→ **Task brief**: Extract from the listing each line in which the word "this" appears.

→ **Data to process**:

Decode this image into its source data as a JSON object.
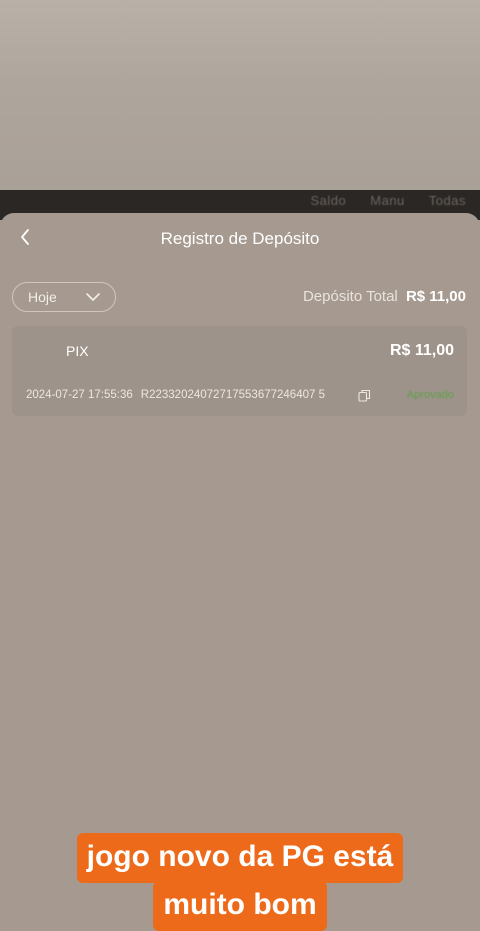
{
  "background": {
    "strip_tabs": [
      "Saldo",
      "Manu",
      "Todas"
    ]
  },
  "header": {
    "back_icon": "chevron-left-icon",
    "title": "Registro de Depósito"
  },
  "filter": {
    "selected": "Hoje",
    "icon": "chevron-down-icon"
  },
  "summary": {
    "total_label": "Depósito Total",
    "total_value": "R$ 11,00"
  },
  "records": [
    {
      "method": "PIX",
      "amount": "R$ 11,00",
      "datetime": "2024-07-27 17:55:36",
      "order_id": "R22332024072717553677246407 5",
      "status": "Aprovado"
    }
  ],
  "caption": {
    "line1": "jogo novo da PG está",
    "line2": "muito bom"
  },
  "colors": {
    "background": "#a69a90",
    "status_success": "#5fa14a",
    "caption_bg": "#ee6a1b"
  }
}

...

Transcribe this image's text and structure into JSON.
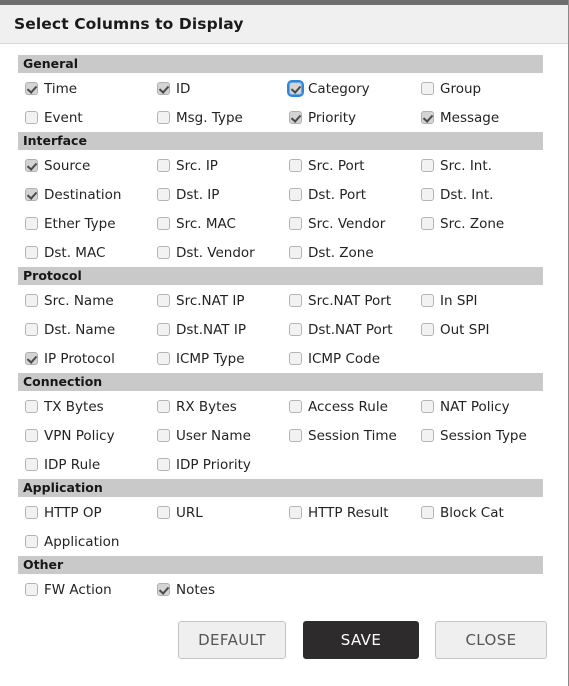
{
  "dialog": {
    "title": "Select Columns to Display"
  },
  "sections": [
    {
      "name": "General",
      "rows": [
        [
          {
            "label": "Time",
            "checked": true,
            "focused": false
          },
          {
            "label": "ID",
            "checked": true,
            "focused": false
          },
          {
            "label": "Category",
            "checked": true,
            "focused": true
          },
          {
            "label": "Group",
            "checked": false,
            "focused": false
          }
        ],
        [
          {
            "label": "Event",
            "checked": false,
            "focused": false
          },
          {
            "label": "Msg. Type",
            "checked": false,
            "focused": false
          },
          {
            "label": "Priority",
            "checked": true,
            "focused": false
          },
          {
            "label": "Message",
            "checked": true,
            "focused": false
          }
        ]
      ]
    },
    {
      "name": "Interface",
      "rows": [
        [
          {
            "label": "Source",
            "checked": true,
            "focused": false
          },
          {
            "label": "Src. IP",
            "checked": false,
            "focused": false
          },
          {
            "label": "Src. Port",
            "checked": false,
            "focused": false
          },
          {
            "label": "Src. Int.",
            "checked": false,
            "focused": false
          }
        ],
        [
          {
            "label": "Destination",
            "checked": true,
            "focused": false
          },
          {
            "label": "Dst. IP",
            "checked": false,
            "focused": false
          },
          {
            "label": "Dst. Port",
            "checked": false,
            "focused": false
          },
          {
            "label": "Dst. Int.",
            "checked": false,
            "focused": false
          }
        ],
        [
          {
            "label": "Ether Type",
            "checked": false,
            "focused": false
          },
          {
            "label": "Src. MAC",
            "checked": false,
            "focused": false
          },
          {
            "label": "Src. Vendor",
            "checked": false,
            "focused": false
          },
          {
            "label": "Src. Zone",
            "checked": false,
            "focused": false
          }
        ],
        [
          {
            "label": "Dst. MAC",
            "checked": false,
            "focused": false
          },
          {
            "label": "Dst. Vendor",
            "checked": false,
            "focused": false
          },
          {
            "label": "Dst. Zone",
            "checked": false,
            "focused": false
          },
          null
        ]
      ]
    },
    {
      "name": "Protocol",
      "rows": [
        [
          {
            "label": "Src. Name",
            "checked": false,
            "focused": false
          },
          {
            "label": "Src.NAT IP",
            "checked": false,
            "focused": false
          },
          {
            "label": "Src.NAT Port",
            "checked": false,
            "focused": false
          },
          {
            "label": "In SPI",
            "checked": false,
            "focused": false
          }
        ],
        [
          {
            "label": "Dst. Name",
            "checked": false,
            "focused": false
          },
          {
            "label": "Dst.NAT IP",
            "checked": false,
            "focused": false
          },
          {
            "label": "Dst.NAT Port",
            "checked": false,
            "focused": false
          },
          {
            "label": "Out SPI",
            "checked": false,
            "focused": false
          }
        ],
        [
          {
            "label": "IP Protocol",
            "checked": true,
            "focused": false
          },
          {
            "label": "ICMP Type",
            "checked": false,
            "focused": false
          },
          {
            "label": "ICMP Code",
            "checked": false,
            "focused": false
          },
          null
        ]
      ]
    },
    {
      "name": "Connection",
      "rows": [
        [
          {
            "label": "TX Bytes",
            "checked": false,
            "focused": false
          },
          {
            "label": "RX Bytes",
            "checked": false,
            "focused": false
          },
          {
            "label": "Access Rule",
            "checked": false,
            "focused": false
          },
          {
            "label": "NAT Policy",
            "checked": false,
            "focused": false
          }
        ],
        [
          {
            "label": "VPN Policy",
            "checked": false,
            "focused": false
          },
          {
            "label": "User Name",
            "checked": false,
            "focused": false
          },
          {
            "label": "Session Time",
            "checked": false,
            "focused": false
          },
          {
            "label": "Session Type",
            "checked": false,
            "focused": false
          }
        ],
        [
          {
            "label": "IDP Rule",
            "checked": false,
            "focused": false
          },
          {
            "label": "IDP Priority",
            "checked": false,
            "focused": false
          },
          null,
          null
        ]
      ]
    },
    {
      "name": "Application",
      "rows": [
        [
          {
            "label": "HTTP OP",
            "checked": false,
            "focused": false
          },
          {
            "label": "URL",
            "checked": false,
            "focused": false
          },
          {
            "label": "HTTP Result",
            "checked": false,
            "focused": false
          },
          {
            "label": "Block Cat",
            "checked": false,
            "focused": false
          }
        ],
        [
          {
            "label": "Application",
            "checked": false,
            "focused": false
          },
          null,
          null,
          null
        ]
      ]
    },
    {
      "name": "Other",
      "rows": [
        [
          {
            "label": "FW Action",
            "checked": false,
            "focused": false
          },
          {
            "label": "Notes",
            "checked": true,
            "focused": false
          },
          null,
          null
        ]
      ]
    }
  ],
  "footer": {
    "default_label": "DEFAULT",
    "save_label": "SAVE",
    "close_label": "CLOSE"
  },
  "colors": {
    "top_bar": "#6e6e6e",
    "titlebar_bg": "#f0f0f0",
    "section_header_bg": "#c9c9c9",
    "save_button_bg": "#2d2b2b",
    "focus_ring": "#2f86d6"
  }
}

→ **Your response**:
Decode this image into its source data as a JSON object.
Transcribe this image's text and structure into JSON.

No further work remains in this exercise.